Leapfrog closes its biggest deal yet(1)

The emerging markets-focused firm sealed two transactions, including its first from an Africa-focused SMA.

Leapfrog Investments closed two deals in June – including its debut transaction from a separately managed account targeted at African markets.

The firm, which is focused on emerging markets and headquartered in Mauritius, invested $180 million in Enterprise Group, a Ghanaian insurance company, according to a statement. This is Leapfrog’s largest investment and the first from Leapfrog Strategic African Investments, a $350 million separately managed account raised to target insurance companies in high-growth African markets.

Prudential Financial is the main investor in that fund, Private Equity International reported.

Around $130 million of the $180 million was used to purchase a stake from Sanlam Emerging Markets Proprietary Limited, a subsidiary of South African investment manager Sanlam Group. It is using the proceeds of the sale to grow an existing holding in Saham Finances, a Moroccan insurance company, according to Sanlam.

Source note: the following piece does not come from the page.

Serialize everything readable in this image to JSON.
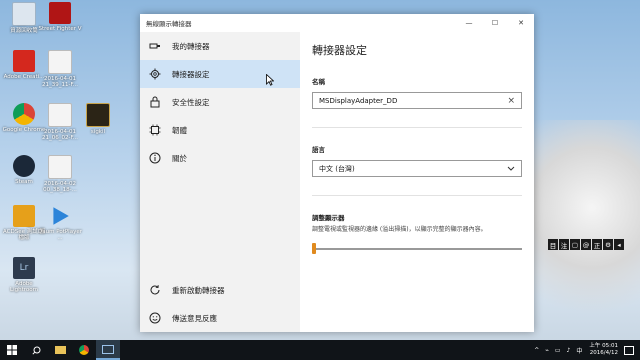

Enterprise Group offers insurance, life cover and pensions. It has more than $50 million in premiums and reported a 26 percent compound annual growth rate in premiums between 2013 and 2015, according to Leapfrog partner Stewart Langdon. Only around 5 percent of Ghanaian adults have some form of insurance and the market is growing at 30 percent a year, according to the World Bank.

In mid-June, Leapfrog also partnered with Omidyar Network, an investment firm run by eBay founder Pierre Omidyar, to acquire a majority stake in financial technology provider Cignifi.

Cignifi runs a big data platform that carries out credit scoring based on non-financial data, allowing people without bank accounts to access credit. It does this mainly by analysing mobile phone data, such as ingoing and ongoing calls and texts, the amount of time a person spends at home or in work and interactions with other lenders.

McKinsey and the International Finance Corporation estimate that the unmet need for credit among emerging markets businesses alone is worth at least $2.1 trillion.